What you should do:
Among the lines of the material below, how many carry the word "screenshot"? Only the number is wanted.

:: Source data ::

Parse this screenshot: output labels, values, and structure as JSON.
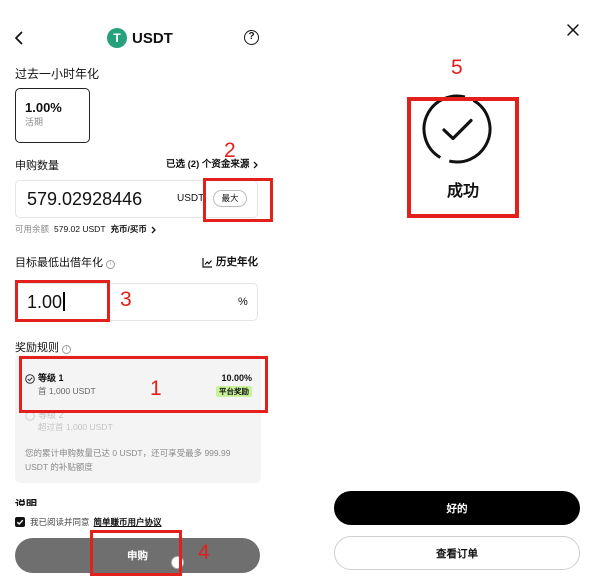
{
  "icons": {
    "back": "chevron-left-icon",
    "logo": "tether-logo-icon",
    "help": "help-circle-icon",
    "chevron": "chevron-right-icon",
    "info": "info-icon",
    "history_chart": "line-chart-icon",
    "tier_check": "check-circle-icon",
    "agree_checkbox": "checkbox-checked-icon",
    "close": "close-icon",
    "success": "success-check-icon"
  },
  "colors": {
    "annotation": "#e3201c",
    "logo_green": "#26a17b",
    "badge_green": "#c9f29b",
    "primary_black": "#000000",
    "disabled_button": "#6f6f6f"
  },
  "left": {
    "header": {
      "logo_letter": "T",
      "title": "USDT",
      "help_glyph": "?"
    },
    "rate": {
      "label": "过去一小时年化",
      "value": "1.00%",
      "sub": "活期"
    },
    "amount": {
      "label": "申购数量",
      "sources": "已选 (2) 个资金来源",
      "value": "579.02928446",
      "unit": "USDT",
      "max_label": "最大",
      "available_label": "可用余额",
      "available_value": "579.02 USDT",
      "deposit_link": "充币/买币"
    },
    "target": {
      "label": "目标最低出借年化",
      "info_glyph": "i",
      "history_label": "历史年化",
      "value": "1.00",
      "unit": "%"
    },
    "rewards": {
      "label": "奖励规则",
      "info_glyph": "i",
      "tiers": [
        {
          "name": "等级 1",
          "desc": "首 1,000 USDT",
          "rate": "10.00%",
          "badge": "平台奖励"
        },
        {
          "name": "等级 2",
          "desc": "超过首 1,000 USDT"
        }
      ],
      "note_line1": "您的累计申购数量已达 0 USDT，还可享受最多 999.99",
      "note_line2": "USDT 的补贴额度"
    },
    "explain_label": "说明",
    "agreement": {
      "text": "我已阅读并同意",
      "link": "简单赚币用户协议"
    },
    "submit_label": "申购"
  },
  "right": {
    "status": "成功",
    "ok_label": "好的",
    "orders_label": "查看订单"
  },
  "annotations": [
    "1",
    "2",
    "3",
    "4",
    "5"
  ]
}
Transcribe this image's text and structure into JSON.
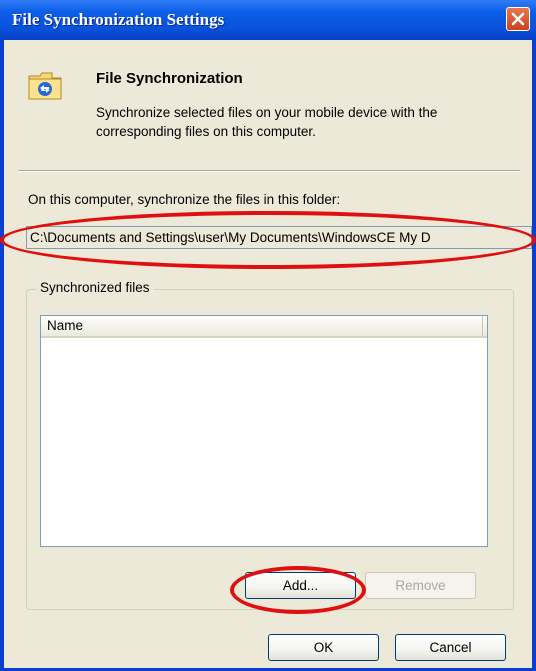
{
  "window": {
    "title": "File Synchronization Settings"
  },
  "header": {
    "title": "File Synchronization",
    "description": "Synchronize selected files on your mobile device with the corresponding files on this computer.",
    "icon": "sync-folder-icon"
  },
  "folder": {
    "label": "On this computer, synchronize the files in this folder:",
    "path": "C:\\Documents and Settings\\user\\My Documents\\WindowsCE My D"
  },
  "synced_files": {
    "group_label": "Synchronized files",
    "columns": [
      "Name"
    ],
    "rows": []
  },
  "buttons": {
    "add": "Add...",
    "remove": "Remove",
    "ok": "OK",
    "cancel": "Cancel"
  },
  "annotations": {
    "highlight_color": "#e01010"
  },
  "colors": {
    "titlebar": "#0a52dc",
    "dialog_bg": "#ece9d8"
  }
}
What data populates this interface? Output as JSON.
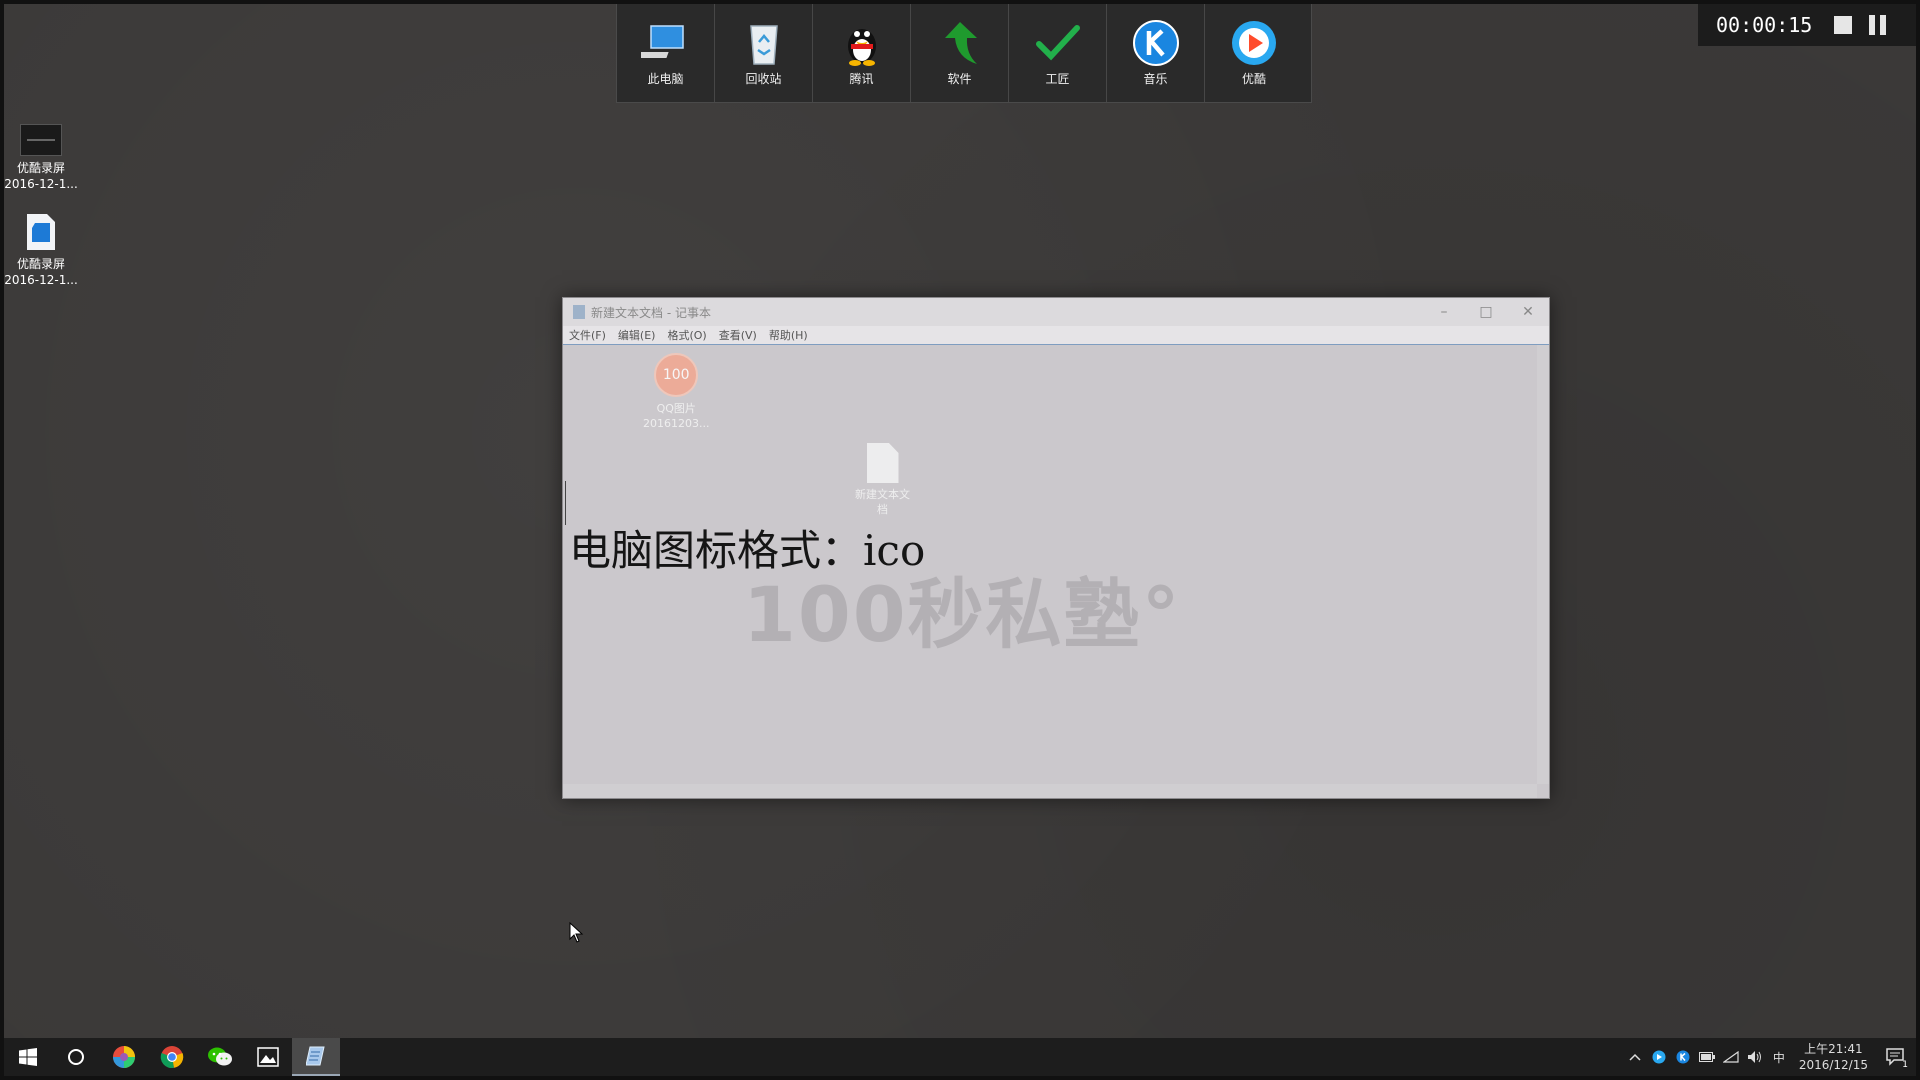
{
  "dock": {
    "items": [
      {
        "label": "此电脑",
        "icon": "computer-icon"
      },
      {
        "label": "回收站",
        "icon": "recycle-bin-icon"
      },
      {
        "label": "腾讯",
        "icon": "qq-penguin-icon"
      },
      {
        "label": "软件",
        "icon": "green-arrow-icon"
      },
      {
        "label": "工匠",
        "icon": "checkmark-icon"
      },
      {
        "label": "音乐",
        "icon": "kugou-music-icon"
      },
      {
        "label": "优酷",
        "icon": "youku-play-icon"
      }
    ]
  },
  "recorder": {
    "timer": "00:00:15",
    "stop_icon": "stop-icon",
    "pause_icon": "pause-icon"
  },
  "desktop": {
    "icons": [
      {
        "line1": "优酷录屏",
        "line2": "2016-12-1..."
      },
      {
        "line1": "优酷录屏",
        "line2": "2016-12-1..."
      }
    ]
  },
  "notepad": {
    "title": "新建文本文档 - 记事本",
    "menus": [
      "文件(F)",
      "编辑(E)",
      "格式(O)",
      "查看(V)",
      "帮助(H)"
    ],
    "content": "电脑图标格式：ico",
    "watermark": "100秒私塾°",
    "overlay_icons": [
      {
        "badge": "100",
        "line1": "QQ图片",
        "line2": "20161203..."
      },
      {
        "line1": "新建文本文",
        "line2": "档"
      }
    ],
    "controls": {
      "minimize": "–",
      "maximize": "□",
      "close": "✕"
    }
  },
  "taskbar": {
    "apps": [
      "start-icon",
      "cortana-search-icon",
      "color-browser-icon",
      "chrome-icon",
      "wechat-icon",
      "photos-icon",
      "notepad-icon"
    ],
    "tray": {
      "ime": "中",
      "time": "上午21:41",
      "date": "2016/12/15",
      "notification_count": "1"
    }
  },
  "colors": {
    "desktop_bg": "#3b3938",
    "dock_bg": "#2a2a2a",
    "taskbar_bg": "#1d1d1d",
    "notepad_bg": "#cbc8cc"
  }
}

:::
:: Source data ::

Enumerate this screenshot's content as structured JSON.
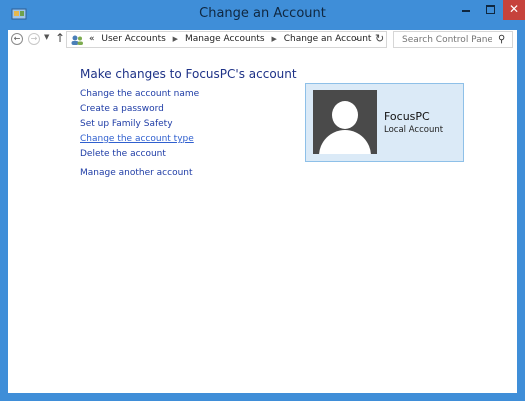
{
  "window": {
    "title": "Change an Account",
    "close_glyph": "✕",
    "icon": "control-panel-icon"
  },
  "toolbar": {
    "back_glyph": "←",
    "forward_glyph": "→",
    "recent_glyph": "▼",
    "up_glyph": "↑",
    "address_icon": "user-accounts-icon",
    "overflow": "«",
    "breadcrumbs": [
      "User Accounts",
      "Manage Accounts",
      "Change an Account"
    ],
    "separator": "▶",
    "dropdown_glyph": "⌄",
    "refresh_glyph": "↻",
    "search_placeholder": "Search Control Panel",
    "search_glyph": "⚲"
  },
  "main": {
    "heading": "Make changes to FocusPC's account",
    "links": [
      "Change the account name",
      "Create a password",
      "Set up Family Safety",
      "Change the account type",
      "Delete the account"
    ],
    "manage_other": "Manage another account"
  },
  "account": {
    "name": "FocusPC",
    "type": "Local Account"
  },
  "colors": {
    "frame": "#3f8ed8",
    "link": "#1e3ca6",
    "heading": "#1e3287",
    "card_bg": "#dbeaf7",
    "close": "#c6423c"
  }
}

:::

Expected answer:
2